### BRIEF
Search the data below for the string "title". Extract every line that contains it.

### EXTRACTED RECORDS

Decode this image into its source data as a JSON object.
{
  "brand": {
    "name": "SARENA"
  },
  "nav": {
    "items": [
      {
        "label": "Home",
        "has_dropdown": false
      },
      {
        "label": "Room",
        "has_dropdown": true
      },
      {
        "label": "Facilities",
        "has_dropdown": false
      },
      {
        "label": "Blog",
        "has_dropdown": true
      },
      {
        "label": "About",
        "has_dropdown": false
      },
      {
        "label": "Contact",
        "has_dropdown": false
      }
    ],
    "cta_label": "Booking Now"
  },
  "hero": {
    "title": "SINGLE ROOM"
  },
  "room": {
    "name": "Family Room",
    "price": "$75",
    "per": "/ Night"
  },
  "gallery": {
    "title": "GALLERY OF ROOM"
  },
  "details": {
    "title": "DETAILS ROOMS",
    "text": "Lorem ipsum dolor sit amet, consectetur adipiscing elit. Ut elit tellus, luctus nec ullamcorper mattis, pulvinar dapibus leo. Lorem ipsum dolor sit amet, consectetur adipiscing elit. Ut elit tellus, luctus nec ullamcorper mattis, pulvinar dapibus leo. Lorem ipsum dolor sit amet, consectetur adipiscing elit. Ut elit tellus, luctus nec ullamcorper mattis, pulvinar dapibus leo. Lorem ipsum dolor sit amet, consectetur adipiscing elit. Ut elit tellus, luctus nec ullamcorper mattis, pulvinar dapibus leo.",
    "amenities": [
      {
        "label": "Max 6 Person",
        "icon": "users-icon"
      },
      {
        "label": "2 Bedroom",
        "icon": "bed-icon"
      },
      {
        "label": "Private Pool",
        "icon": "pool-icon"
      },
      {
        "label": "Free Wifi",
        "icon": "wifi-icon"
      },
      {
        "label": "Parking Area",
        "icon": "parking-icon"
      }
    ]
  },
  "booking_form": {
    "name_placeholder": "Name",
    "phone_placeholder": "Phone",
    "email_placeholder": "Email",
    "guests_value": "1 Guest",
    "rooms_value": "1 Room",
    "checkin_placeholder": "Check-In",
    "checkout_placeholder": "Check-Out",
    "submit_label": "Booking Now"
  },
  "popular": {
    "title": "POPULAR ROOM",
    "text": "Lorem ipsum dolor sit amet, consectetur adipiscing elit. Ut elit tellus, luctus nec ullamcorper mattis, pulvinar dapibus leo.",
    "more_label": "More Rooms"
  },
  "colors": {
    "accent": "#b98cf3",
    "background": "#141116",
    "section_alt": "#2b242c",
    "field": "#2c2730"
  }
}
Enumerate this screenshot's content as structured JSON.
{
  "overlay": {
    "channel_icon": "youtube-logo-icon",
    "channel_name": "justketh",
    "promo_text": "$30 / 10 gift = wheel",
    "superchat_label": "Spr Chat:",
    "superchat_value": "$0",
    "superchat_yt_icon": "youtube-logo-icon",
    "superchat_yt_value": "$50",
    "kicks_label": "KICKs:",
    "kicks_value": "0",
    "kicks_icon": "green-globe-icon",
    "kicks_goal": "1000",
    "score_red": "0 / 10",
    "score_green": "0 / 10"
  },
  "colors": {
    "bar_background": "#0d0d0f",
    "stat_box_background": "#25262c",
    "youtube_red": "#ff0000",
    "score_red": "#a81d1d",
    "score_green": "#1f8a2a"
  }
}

### OUTPUT FOR THIS EXERCISE
    "title": "SINGLE ROOM"
    "title": "GALLERY OF ROOM"
    "title": "DETAILS ROOMS",
    "title": "POPULAR ROOM",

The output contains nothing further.